Have you ever wondered why there are so many stone lambs in cemeteries? Lambs were synonymous with children and were often used in marking of an infant or child grave. Calla Lilies are symbolic of marriage and were popular on gravestones in Victorian times. They also symbolize resurrection.
Open books most often portrayed the Bible, however, they were also used on the gravestones of scholars or others who were well educated. A Celtic cross symbolized eternity as did an urn draped in a cloth. A broken column was symbolic of a life cut short, and frequently used as a young person’s grave marker.
Great Books on Taphophilia, Cemeteries and Grave Carving
Any of these books would be a good pick for taphophiles or those who simply want to learn more about the history of graveyards or the art of gravestone carving:
The Art of Memory, by Thomas Dilley. Offers an in depth historical look at cemeteries in Grand Rapids Michigan, in the late 19th and 20th centuries. This book is packed with gorgeous, full-color photos and lots of interesting facts and historical research. Perfect for anyone with an interest in graveyards, especially those with a special connection to the state of Michigan.
A Brief Treatise on Tomb and Grave Stones of the Eighteenth Century, by J. David Gillespie. This book focuses more on the process of gravestone carving in the 18th century. It also includes many pictures and illustrations to help readers learn how to locate the (sometimes hidden) signature of many carvers.
Carved in Stone: The Artistry of Early New England Gravestones, by Thomas E. Gilson. I’m partial to this book seeing as it focuses on New England gravestones. However, with the author’s careful attention to detail and the personal accounts which pepper its pages, it’s sure to intrigue any ardent taphophile.
Taphophilia: a Link to the Past & Hope for the Future
While many would argue that taphophilia and interest in historical death customs such as Victorian death jewelry are morbid, I disagree. No matter where you live, who you are or what you do in life we are all ultimately headed toward the same finish line.
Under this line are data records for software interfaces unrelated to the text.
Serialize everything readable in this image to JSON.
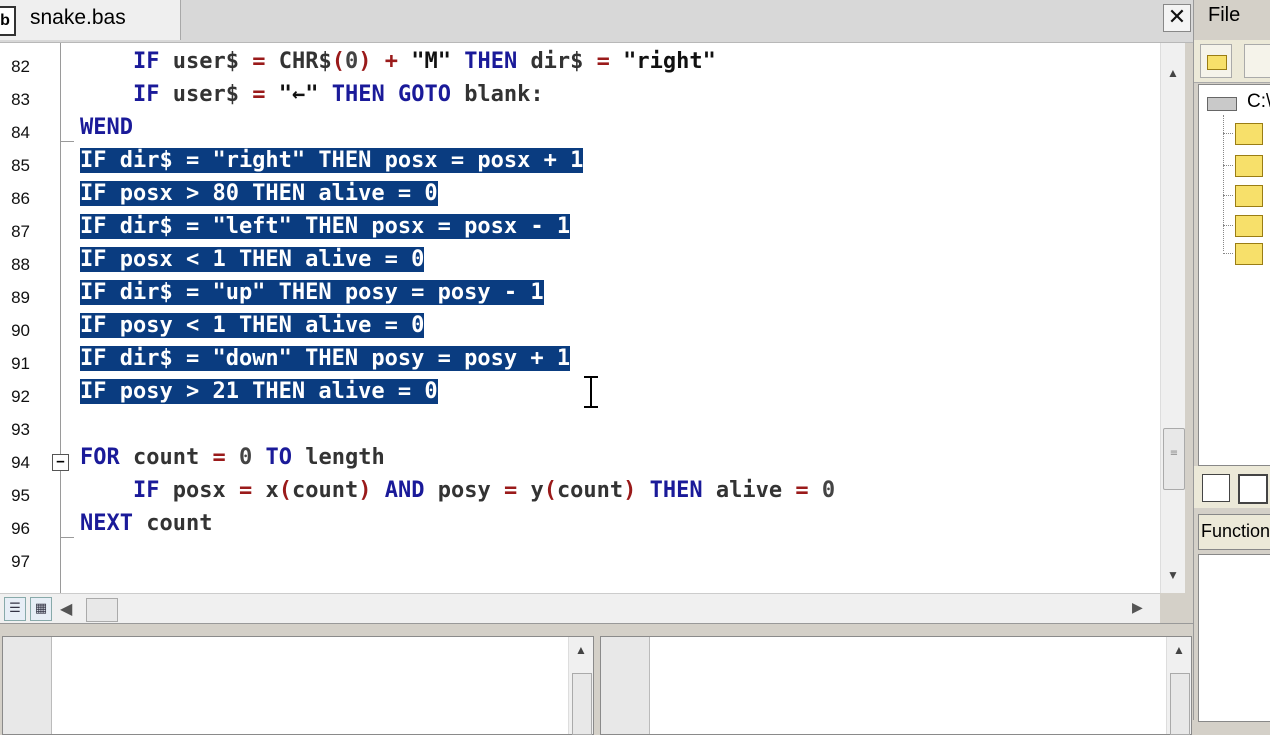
{
  "tab": {
    "icon": "b",
    "label": "snake.bas",
    "close_glyph": "✕"
  },
  "menu": {
    "file": "File"
  },
  "explorer": {
    "drive_label": "C:\\",
    "function_tab": "Function"
  },
  "lines": [
    {
      "num": "82",
      "text": "    IF user$ = CHR$(0) + \"M\" THEN dir$ = \"right\""
    },
    {
      "num": "83",
      "text": "    IF user$ = \"←\" THEN GOTO blank:"
    },
    {
      "num": "84",
      "text": "WEND"
    },
    {
      "num": "85",
      "text": "IF dir$ = \"right\" THEN posx = posx + 1"
    },
    {
      "num": "86",
      "text": "IF posx > 80 THEN alive = 0"
    },
    {
      "num": "87",
      "text": "IF dir$ = \"left\" THEN posx = posx - 1"
    },
    {
      "num": "88",
      "text": "IF posx < 1 THEN alive = 0"
    },
    {
      "num": "89",
      "text": "IF dir$ = \"up\" THEN posy = posy - 1"
    },
    {
      "num": "90",
      "text": "IF posy < 1 THEN alive = 0"
    },
    {
      "num": "91",
      "text": "IF dir$ = \"down\" THEN posy = posy + 1"
    },
    {
      "num": "92",
      "text": "IF posy > 21 THEN alive = 0"
    },
    {
      "num": "93",
      "text": ""
    },
    {
      "num": "94",
      "text": "FOR count = 0 TO length"
    },
    {
      "num": "95",
      "text": "    IF posx = x(count) AND posy = y(count) THEN alive = 0"
    },
    {
      "num": "96",
      "text": "NEXT count"
    },
    {
      "num": "97",
      "text": ""
    }
  ],
  "icons": {
    "close": "close-icon",
    "fold_collapse": "minus-box-icon",
    "scroll_up": "arrow-up-icon",
    "scroll_down": "arrow-down-icon",
    "scroll_left": "arrow-left-icon",
    "scroll_right": "arrow-right-icon",
    "folder": "folder-icon",
    "drive": "drive-icon"
  },
  "colors": {
    "selection": "#0a3c80",
    "keyword": "#1a1a99",
    "operator": "#9a1a1a"
  }
}
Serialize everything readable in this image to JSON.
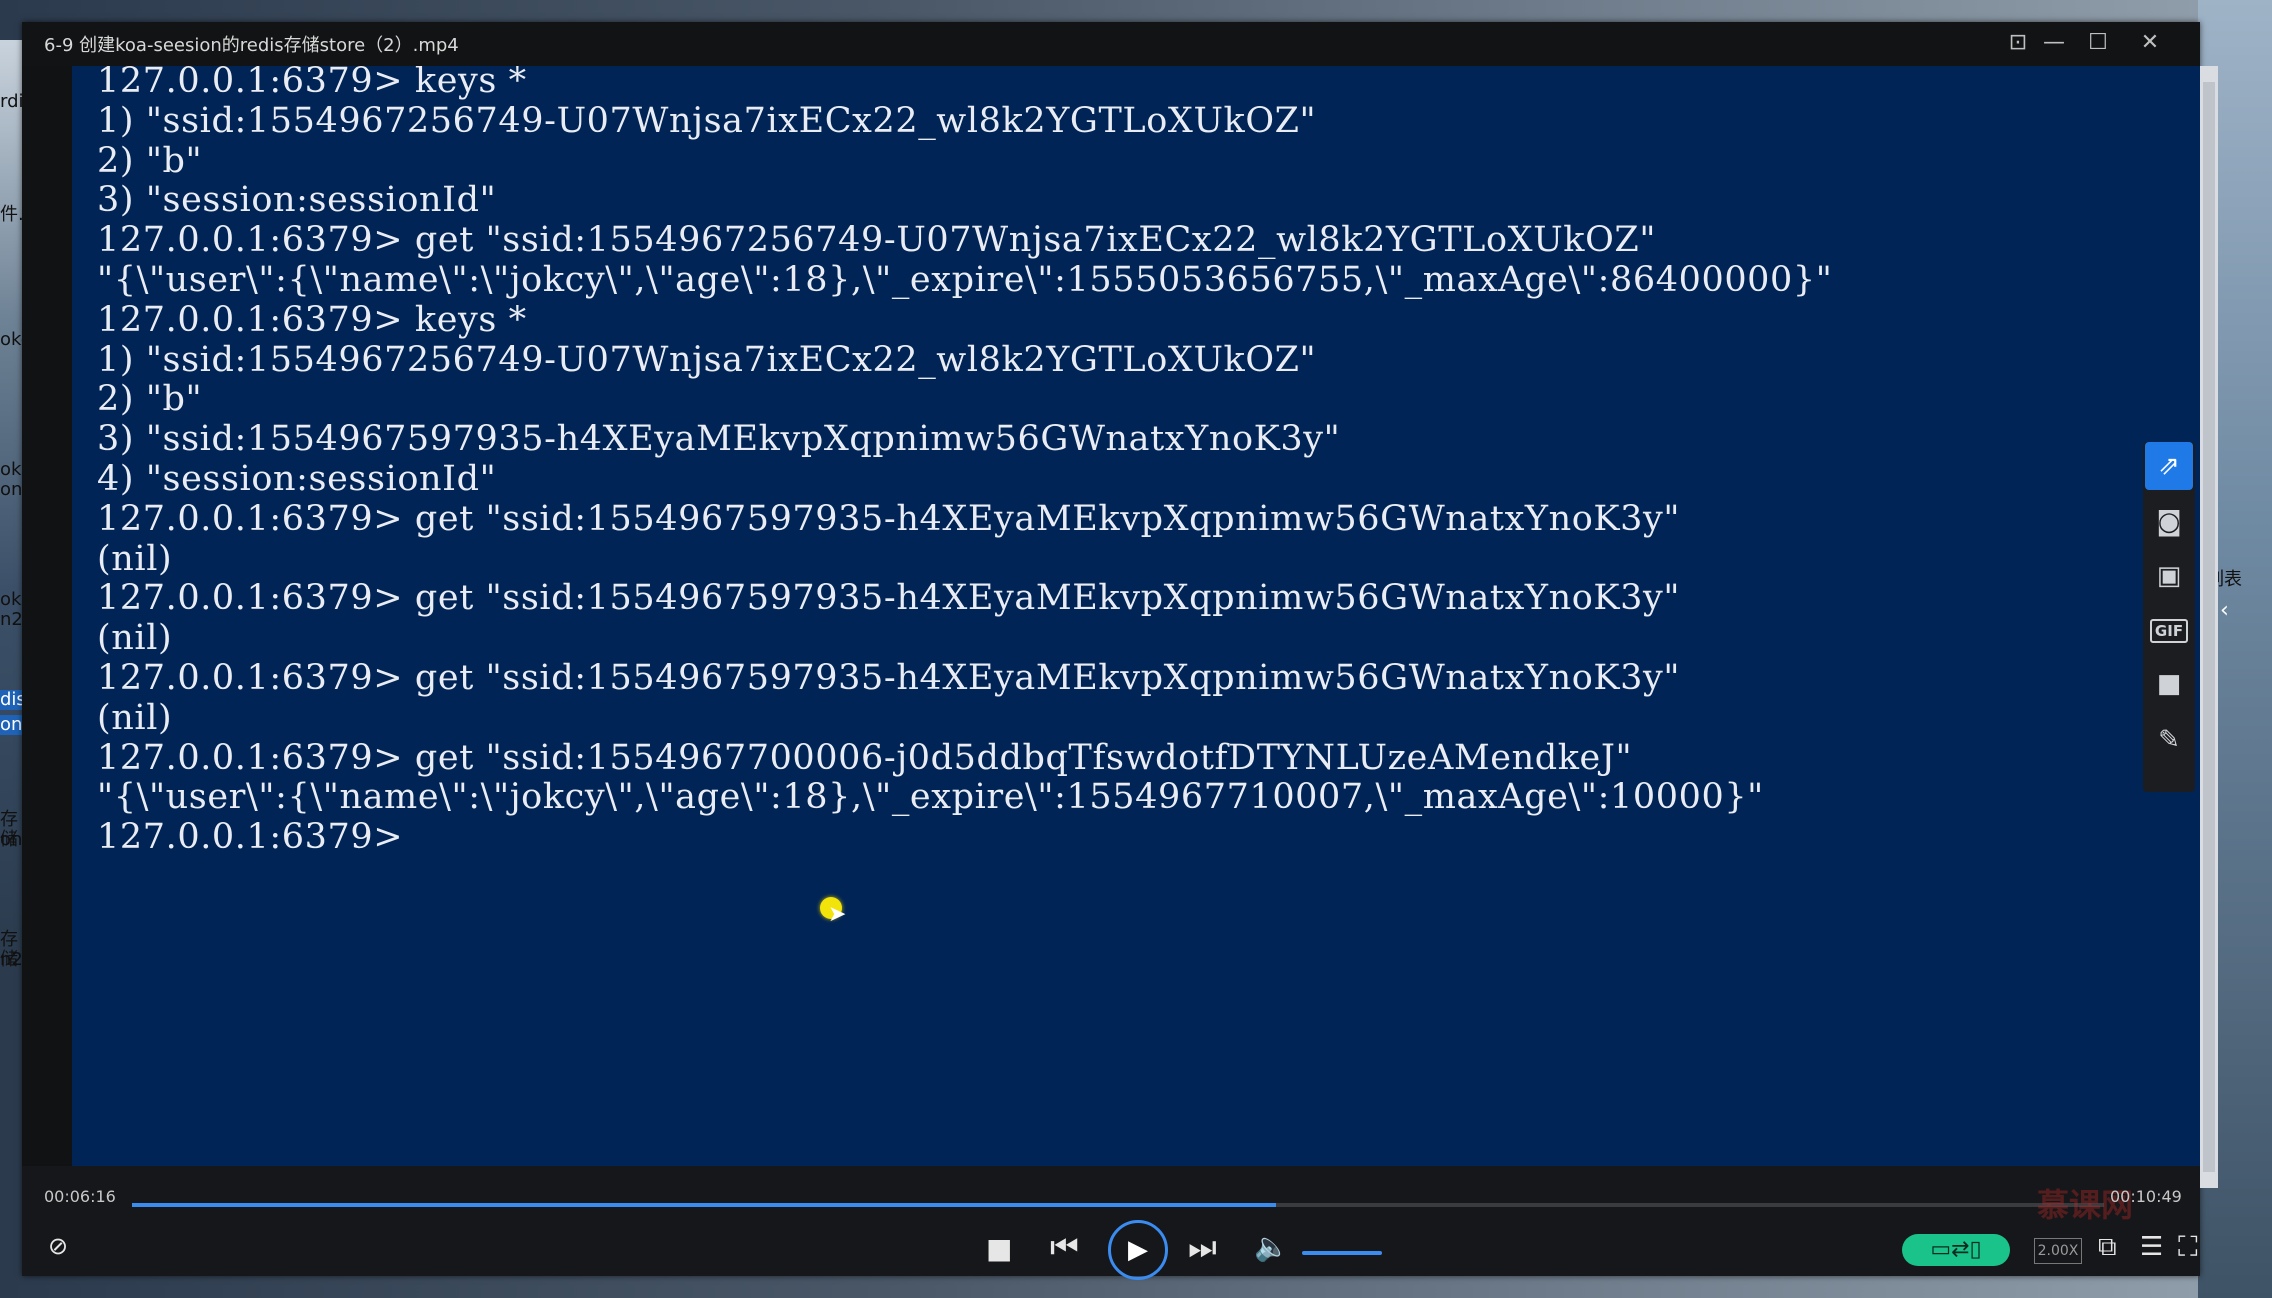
{
  "player": {
    "title": "6-9 创建koa-seesion的redis存储store（2）.mp4",
    "window_buttons": [
      "pin-icon",
      "minimize-icon",
      "maximize-icon",
      "close-icon"
    ]
  },
  "terminal": {
    "background": "#012456",
    "lines": [
      "127.0.0.1:6379> keys *",
      "1) \"ssid:1554967256749-U07Wnjsa7ixECx22_wl8k2YGTLoXUkOZ\"",
      "2) \"b\"",
      "3) \"session:sessionId\"",
      "127.0.0.1:6379> get \"ssid:1554967256749-U07Wnjsa7ixECx22_wl8k2YGTLoXUkOZ\"",
      "\"{\\\"user\\\":{\\\"name\\\":\\\"jokcy\\\",\\\"age\\\":18},\\\"_expire\\\":1555053656755,\\\"_maxAge\\\":86400000}\"",
      "127.0.0.1:6379> keys *",
      "1) \"ssid:1554967256749-U07Wnjsa7ixECx22_wl8k2YGTLoXUkOZ\"",
      "2) \"b\"",
      "3) \"ssid:1554967597935-h4XEyaMEkvpXqpnimw56GWnatxYnoK3y\"",
      "4) \"session:sessionId\"",
      "127.0.0.1:6379> get \"ssid:1554967597935-h4XEyaMEkvpXqpnimw56GWnatxYnoK3y\"",
      "(nil)",
      "127.0.0.1:6379> get \"ssid:1554967597935-h4XEyaMEkvpXqpnimw56GWnatxYnoK3y\"",
      "(nil)",
      "127.0.0.1:6379> get \"ssid:1554967597935-h4XEyaMEkvpXqpnimw56GWnatxYnoK3y\"",
      "(nil)",
      "127.0.0.1:6379> get \"ssid:1554967700006-j0d5ddbqTfswdotfDTYNLUzeAMendkeJ\"",
      "\"{\\\"user\\\":{\\\"name\\\":\\\"jokcy\\\",\\\"age\\\":18},\\\"_expire\\\":1554967710007,\\\"_maxAge\\\":10000}\"",
      "127.0.0.1:6379> "
    ]
  },
  "side_toolbar": {
    "buttons": [
      "share-icon",
      "camera-icon",
      "gallery-icon",
      "gif-icon",
      "video-record-icon",
      "pen-icon"
    ],
    "gif_label": "GIF"
  },
  "controls": {
    "elapsed": "00:06:16",
    "total": "00:10:49",
    "progress": 0.58,
    "speed": "2.00X",
    "accent": "#3b8cf0",
    "toggle_color": "#19c38a"
  },
  "desktop": {
    "right_label": "列表"
  }
}
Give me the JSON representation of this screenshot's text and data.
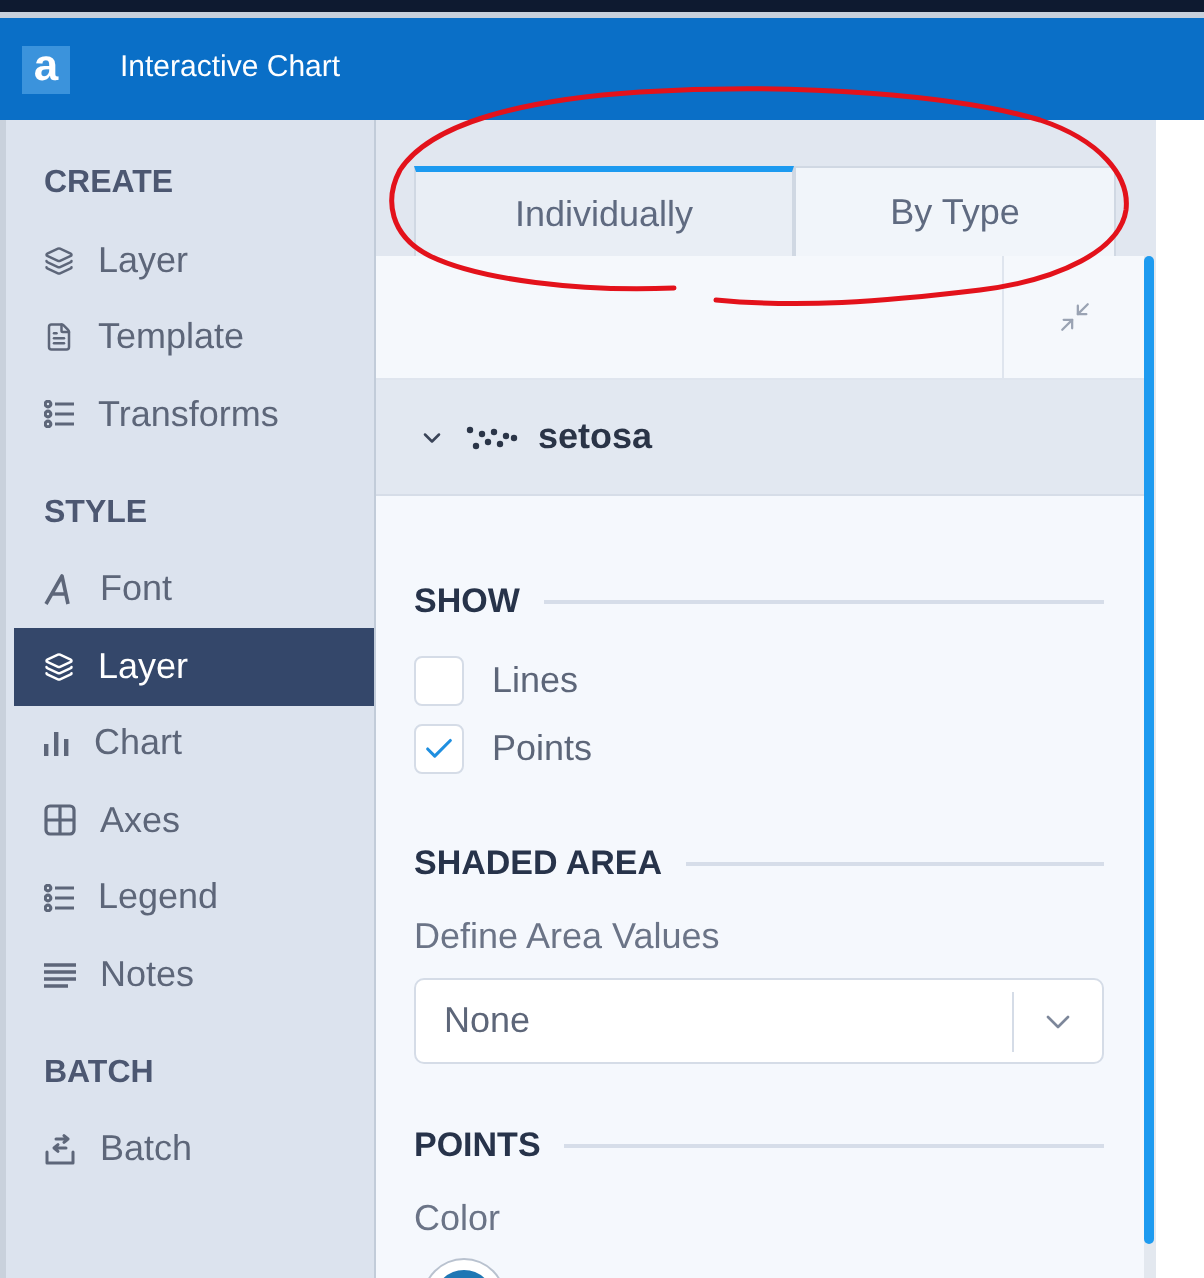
{
  "window": {
    "logo": "a",
    "title": "Interactive Chart"
  },
  "sidebar": {
    "sections": [
      {
        "title": "CREATE",
        "items": [
          {
            "label": "Layer",
            "selected": false
          },
          {
            "label": "Template",
            "selected": false
          },
          {
            "label": "Transforms",
            "selected": false
          }
        ]
      },
      {
        "title": "STYLE",
        "items": [
          {
            "label": "Font",
            "selected": false
          },
          {
            "label": "Layer",
            "selected": true
          },
          {
            "label": "Chart",
            "selected": false
          },
          {
            "label": "Axes",
            "selected": false
          },
          {
            "label": "Legend",
            "selected": false
          },
          {
            "label": "Notes",
            "selected": false
          }
        ]
      },
      {
        "title": "BATCH",
        "items": [
          {
            "label": "Batch",
            "selected": false
          }
        ]
      }
    ]
  },
  "tabs": [
    {
      "label": "Individually",
      "selected": true
    },
    {
      "label": "By Type",
      "selected": false
    }
  ],
  "layer": {
    "name": "setosa",
    "expanded": true
  },
  "sections": [
    {
      "title": "SHOW",
      "fields": [
        {
          "kind": "checkbox",
          "label": "Lines",
          "checked": false
        },
        {
          "kind": "checkbox",
          "label": "Points",
          "checked": true
        }
      ]
    },
    {
      "title": "SHADED AREA",
      "fields": [
        {
          "kind": "select",
          "label": "Define Area Values",
          "value": "None"
        }
      ]
    },
    {
      "title": "POINTS",
      "fields": [
        {
          "kind": "color",
          "label": "Color",
          "color": "#1f77b4"
        }
      ]
    }
  ],
  "annotation": {
    "kind": "ellipse"
  }
}
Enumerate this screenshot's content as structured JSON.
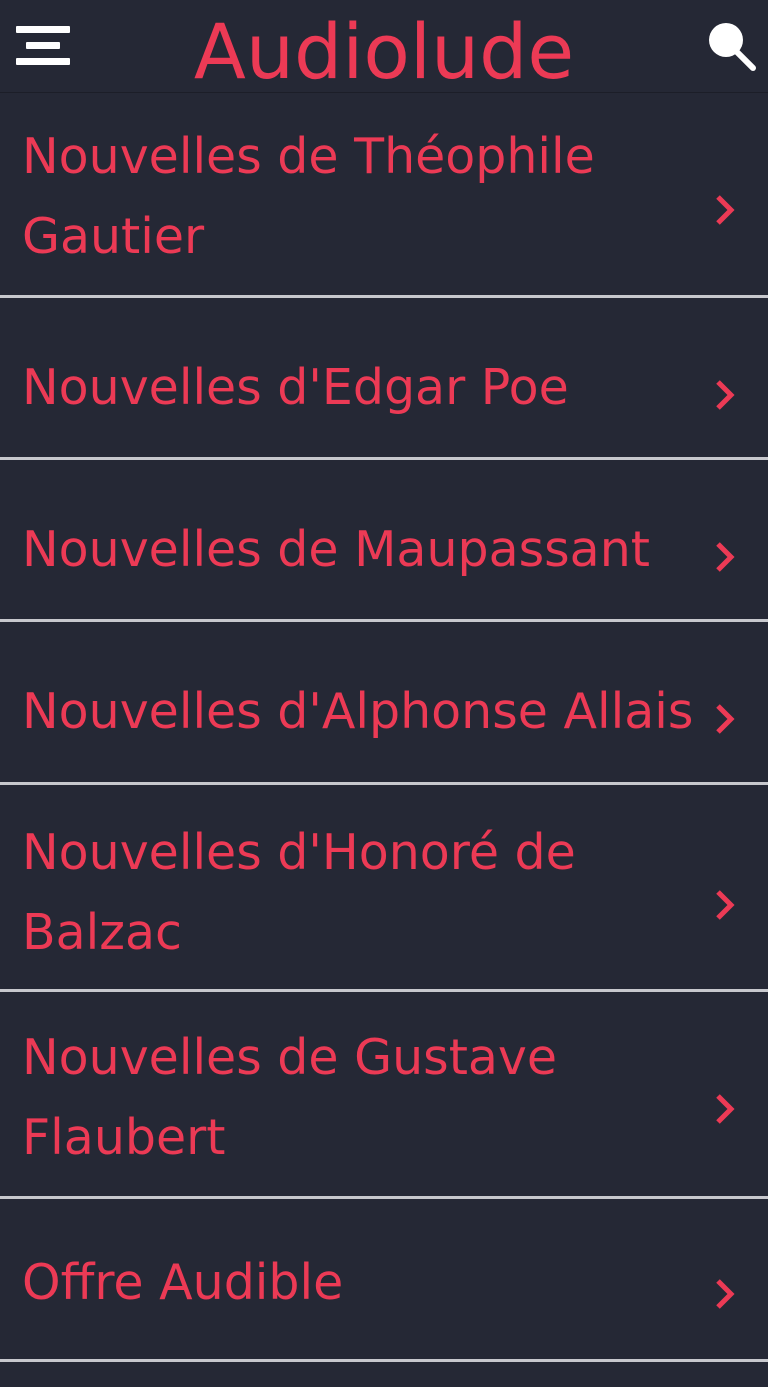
{
  "header": {
    "title": "Audiolude",
    "menu_icon": "hamburger-menu-icon",
    "search_icon": "search-icon"
  },
  "colors": {
    "background": "#252835",
    "accent": "#ec3a55",
    "divider": "#c7c8cd"
  },
  "list": {
    "items": [
      {
        "label": "Nouvelles de Théophile Gautier"
      },
      {
        "label": "Nouvelles d'Edgar Poe"
      },
      {
        "label": "Nouvelles de Maupassant"
      },
      {
        "label": "Nouvelles d'Alphonse Allais"
      },
      {
        "label": "Nouvelles d'Honoré de Balzac"
      },
      {
        "label": "Nouvelles de Gustave Flaubert"
      },
      {
        "label": "Offre Audible"
      }
    ],
    "chevron_icon": "chevron-right-icon"
  }
}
An occasional walk through the cemetery and spending a little time learning about mourning rituals reminds me of the preciousness of each and every day. Remember that movie, The Dead Poets Society? I loved the students’ mantra, carpe diem, Latin for “seize the day”. Rather than acting as a morbid reminder of death, taphophilia helps us to remember to embrace each and every day as though it were our last.
What do you think? Are you drawn to beautiful old cemeteries? Do you like to wander among the gravestones and wonder about the lives of the people buried there?
I’d love to hear your thoughts on taphophilia or any of the most remarkable or beautiful graveyards you’ve visited. Please share in the comments below.
Note: I may earn a small commission for my endorsement, recommendation, testimonial, and/or link to any products or services from this website. I would never recommend something that I didn’t enjoy.